In today’s marketplace, many people get their health insurance coverage from a spouse’s benefits plan; however, a growing number of married couples maintain separate individual health insurance coverage.
According to a recent report by Glassdoor, employees and would-be employees have an edge in today’s job market, with 90 percent of recruiters surveyed saying it’s a candidate-driven market. The report also reveals important points for businesses looking to hire and keep the most qualified workers. In today’s candidate-driven environment, companies need to prioritize employee retention. Employee benefits and employee engagement is a big part of that.
Health savings accounts (HSAs) have been around since 2003; however, many people remain unfamiliar with them. Similar to a personal savings account, an HSA allows an individual to use untaxed savings to pay their own individual health insurance costs—and to receive employer contributions up to a certain amount.
Recent health-care reform initiatives, including the passage of the 21st Century Cures Act in December 2016, have ushered in significant changes that will affect the health insurance industry through 2017 and beyond. One of the new changes includes updates to Health Reimbursement Arrangements (HRAs), one of the best ways for small businesses to offer health benefits to their employees. Here are four things to know about HRAs and changes in health law for 2017.
Many people assume that individual health insurance, which is insurance you purchase on your own, is more expensive than group health insurance, which is a policy an employee gets through their company. So how much does individual health insurance cost? How does it stack up against company-based group health insurance? Data shows that individual health insurance is, on average, more affordable than group coverage. Furthermore, the passage of a new federal law in 2016 created a third health insurance option for small businesses to offer their employees that can help businesses fix their health benefit costs.
Health savings accounts (HSAs) have become a popular option for people who wish to have comprehensive individual health insurance while building up tax-free savings they can roll over from year to year. According to research firm Devenir, more than 16 million people had an HSA in 2015.
IRS Publication 502, Medical and Dental Expenses, defines medical care for the purpose of deducting medical expenses and reimbursing medical expenses through programs such as HSAs and HRAs. Health Reimbursement Arrangements, or HRAs, are defined contribution plans through which employers can reimburse their employees for eligible medical expenses.
An analysis of individual and family health insurance policies available in 2017 reveals that costs have increased across the board from 2016. eHealth, the nation’s largest private online health insurance exchange, released its latest Health Insurance Price Index report on January 13. It looked at the average health insurance premium cost for individual and family policies during the first two months of this year's open enrollment period.

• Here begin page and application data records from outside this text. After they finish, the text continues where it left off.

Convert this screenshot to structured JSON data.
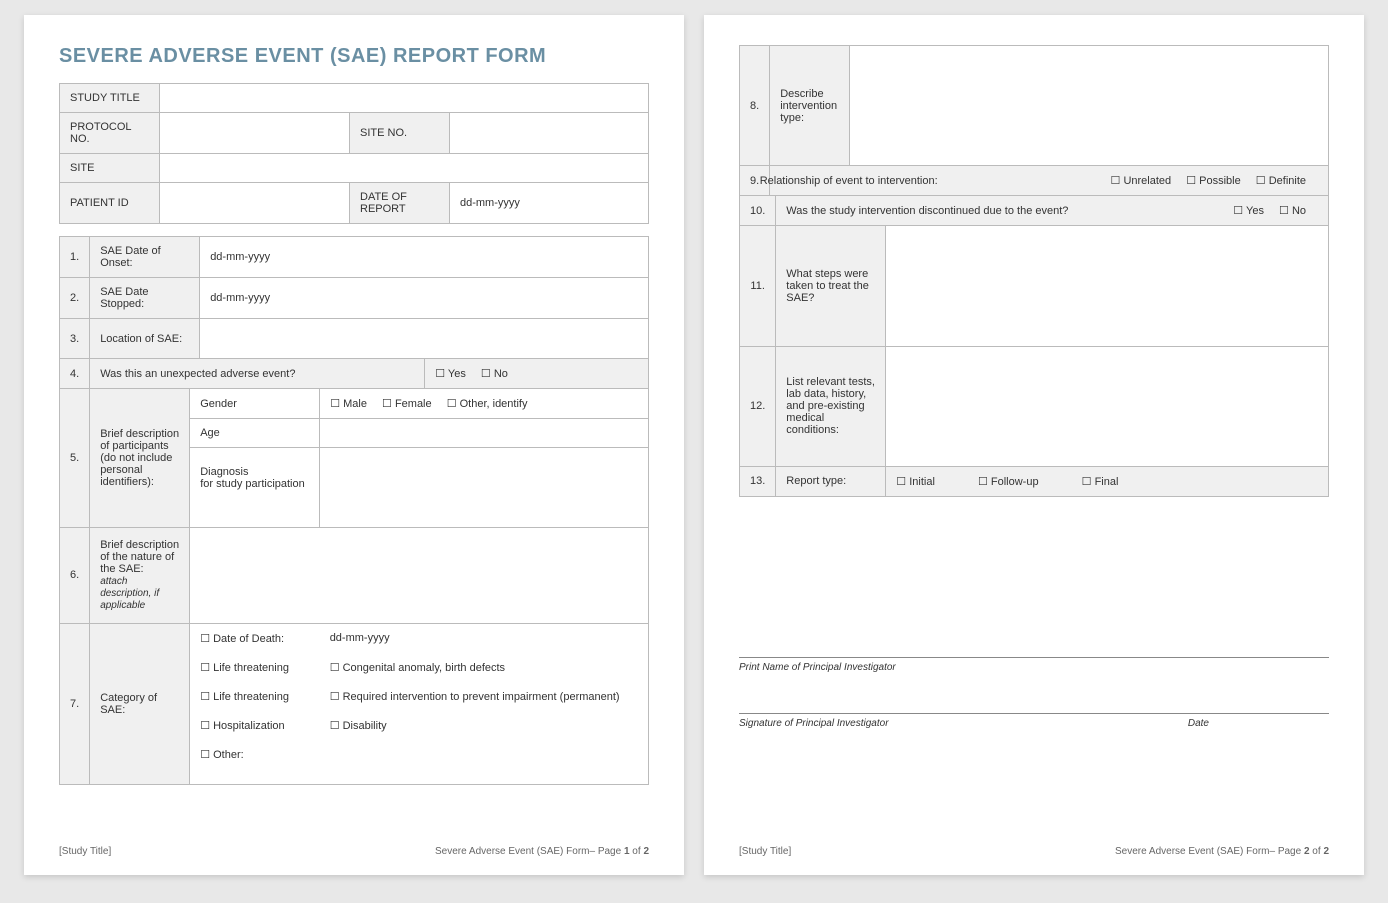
{
  "title": "SEVERE ADVERSE EVENT (SAE) REPORT FORM",
  "header": {
    "study_title": "STUDY TITLE",
    "protocol_no": "PROTOCOL NO.",
    "site_no": "SITE NO.",
    "site": "SITE",
    "patient_id": "PATIENT ID",
    "date_of_report": "DATE OF REPORT",
    "date_placeholder": "dd-mm-yyyy"
  },
  "rows": {
    "r1": {
      "n": "1.",
      "label": "SAE Date of Onset:",
      "val": "dd-mm-yyyy"
    },
    "r2": {
      "n": "2.",
      "label": "SAE Date Stopped:",
      "val": "dd-mm-yyyy"
    },
    "r3": {
      "n": "3.",
      "label": "Location of SAE:"
    },
    "r4": {
      "n": "4.",
      "label": "Was this an unexpected adverse event?",
      "yes": "Yes",
      "no": "No"
    },
    "r5": {
      "n": "5.",
      "label": "Brief description of participants (do not include personal identifiers):",
      "gender": "Gender",
      "male": "Male",
      "female": "Female",
      "other": "Other, identify",
      "age": "Age",
      "diag": "Diagnosis",
      "diag2": "for study participation"
    },
    "r6": {
      "n": "6.",
      "label": "Brief description of the nature of the SAE:",
      "sub": "attach description, if applicable"
    },
    "r7": {
      "n": "7.",
      "label": "Category of SAE:",
      "dod": "Date of Death:",
      "dod_val": "dd-mm-yyyy",
      "lt1": "Life threatening",
      "cong": "Congenital anomaly, birth defects",
      "lt2": "Life threatening",
      "req": "Required intervention to prevent impairment (permanent)",
      "hosp": "Hospitalization",
      "dis": "Disability",
      "other": "Other:"
    },
    "r8": {
      "n": "8.",
      "label": "Describe intervention type:"
    },
    "r9": {
      "n": "9.",
      "label": "Relationship of event to intervention:",
      "unrel": "Unrelated",
      "poss": "Possible",
      "def": "Definite"
    },
    "r10": {
      "n": "10.",
      "label": "Was the study intervention discontinued due to the event?",
      "yes": "Yes",
      "no": "No"
    },
    "r11": {
      "n": "11.",
      "label": "What steps were taken to treat the SAE?"
    },
    "r12": {
      "n": "12.",
      "label": "List relevant tests, lab data, history, and pre-existing medical conditions:"
    },
    "r13": {
      "n": "13.",
      "label": "Report type:",
      "init": "Initial",
      "fu": "Follow-up",
      "fin": "Final"
    }
  },
  "sig": {
    "print": "Print Name of Principal Investigator",
    "sign": "Signature of Principal Investigator",
    "date": "Date"
  },
  "footer": {
    "left": "[Study Title]",
    "right_pre": "Severe Adverse Event (SAE) Form– Page ",
    "of": " of ",
    "p1": "1",
    "p2": "2",
    "total": "2"
  }
}
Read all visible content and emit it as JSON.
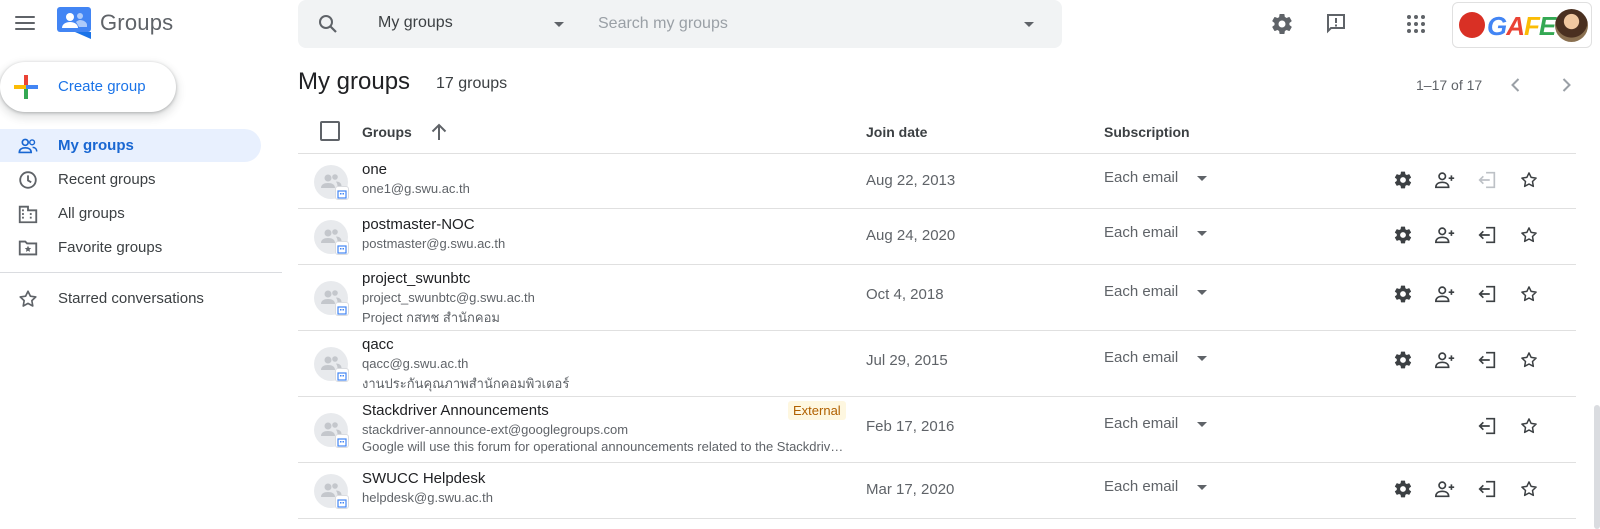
{
  "app": {
    "name": "Groups"
  },
  "search": {
    "scope": "My groups",
    "placeholder": "Search my groups"
  },
  "account": {
    "badge_text": "GAFE"
  },
  "sidebar": {
    "create_label": "Create group",
    "items": [
      {
        "label": "My groups",
        "icon": "people-icon",
        "active": true
      },
      {
        "label": "Recent groups",
        "icon": "clock-icon"
      },
      {
        "label": "All groups",
        "icon": "building-icon"
      },
      {
        "label": "Favorite groups",
        "icon": "star-folder-icon"
      },
      {
        "label": "Starred conversations",
        "icon": "star-icon"
      }
    ]
  },
  "main": {
    "title": "My groups",
    "count": "17 groups",
    "pagination": "1–17 of 17",
    "columns": {
      "groups": "Groups",
      "join_date": "Join date",
      "subscription": "Subscription"
    },
    "rows": [
      {
        "name": "one",
        "email": "one1@g.swu.ac.th",
        "description": "",
        "external": "",
        "join_date": "Aug 22, 2013",
        "subscription": "Each email",
        "actions": [
          "settings",
          "add-member",
          "leave-disabled",
          "star"
        ]
      },
      {
        "name": "postmaster-NOC",
        "email": "postmaster@g.swu.ac.th",
        "description": "",
        "external": "",
        "join_date": "Aug 24, 2020",
        "subscription": "Each email",
        "actions": [
          "settings",
          "add-member",
          "leave",
          "star"
        ]
      },
      {
        "name": "project_swunbtc",
        "email": "project_swunbtc@g.swu.ac.th",
        "description": "Project กสทช สำนักคอม",
        "external": "",
        "join_date": "Oct 4, 2018",
        "subscription": "Each email",
        "actions": [
          "settings",
          "add-member",
          "leave",
          "star"
        ]
      },
      {
        "name": "qacc",
        "email": "qacc@g.swu.ac.th",
        "description": "งานประกันคุณภาพสำนักคอมพิวเตอร์",
        "external": "",
        "join_date": "Jul 29, 2015",
        "subscription": "Each email",
        "actions": [
          "settings",
          "add-member",
          "leave",
          "star"
        ]
      },
      {
        "name": "Stackdriver Announcements",
        "email": "stackdriver-announce-ext@googlegroups.com",
        "description": "Google will use this forum for operational announcements related to the Stackdriver product line.",
        "external": "External",
        "join_date": "Feb 17, 2016",
        "subscription": "Each email",
        "actions": [
          "leave",
          "star"
        ]
      },
      {
        "name": "SWUCC Helpdesk",
        "email": "helpdesk@g.swu.ac.th",
        "description": "",
        "external": "",
        "join_date": "Mar 17, 2020",
        "subscription": "Each email",
        "actions": [
          "settings",
          "add-member",
          "leave",
          "star"
        ]
      }
    ]
  }
}
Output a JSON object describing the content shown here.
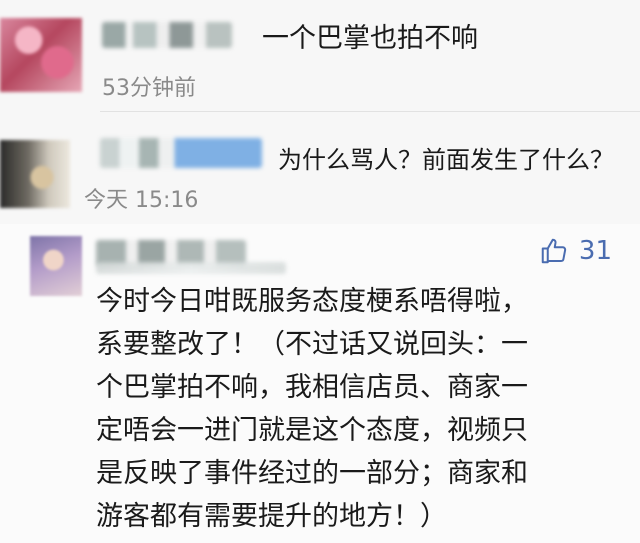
{
  "comments": [
    {
      "text": "一个巴掌也拍不响",
      "time": "53分钟前"
    },
    {
      "text": "为什么骂人？前面发生了什么？",
      "time": "今天 15:16"
    },
    {
      "likes": "31",
      "text_lines": [
        "今时今日咁既服务态度梗系唔得啦，",
        "系要整改了！（不过话又说回头：一",
        "个巴掌拍不响，我相信店员、商家一",
        "定唔会一进门就是这个态度，视频只",
        "是反映了事件经过的一部分；商家和",
        "游客都有需要提升的地方！）"
      ]
    }
  ],
  "icons": {
    "like": "thumbs-up-icon"
  },
  "colors": {
    "like_accent": "#4a6cb0",
    "meta_text": "#8a8a8a",
    "body_text": "#1a1a1a"
  }
}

You probably already know that the cost of living varies greatly from region to region. Where you live dictates how much you pay for just about everything, from housing to the cost of dinner at your favorite restaurant. But did you know that your zip code also plays a role in the cost of group health insurance? According to a recent survey conducted by United Benefit Advisors (UBA), geography was one of several factors that affect the cost of health insurance.
The U.S. Department of Health and Human Services (HHS) has released the federal poverty level (FPL) guidelines for 2017. Individuals whose household income falls between 100 and 400 percent of the FPL may be eligible for a premium tax subsidy that can lower their health insurance cost. What Is the Federal Poverty Level? Also known as “poverty guidelines,” the FPL is used to measure a household’s poverty status. Adjusted each year for inflation, the FPL can help determine if a family qualifies for certain government benefits, such as Medicaid, food stamps, or funds for education.
Disclaimer: The information provided on this website is general in nature and does not apply to any specific U.S. state except where noted. Health insurance regulations differ in each state. See a licensed agent for detailed information on your state. Zane Benefits, Inc. does not sell health insurance.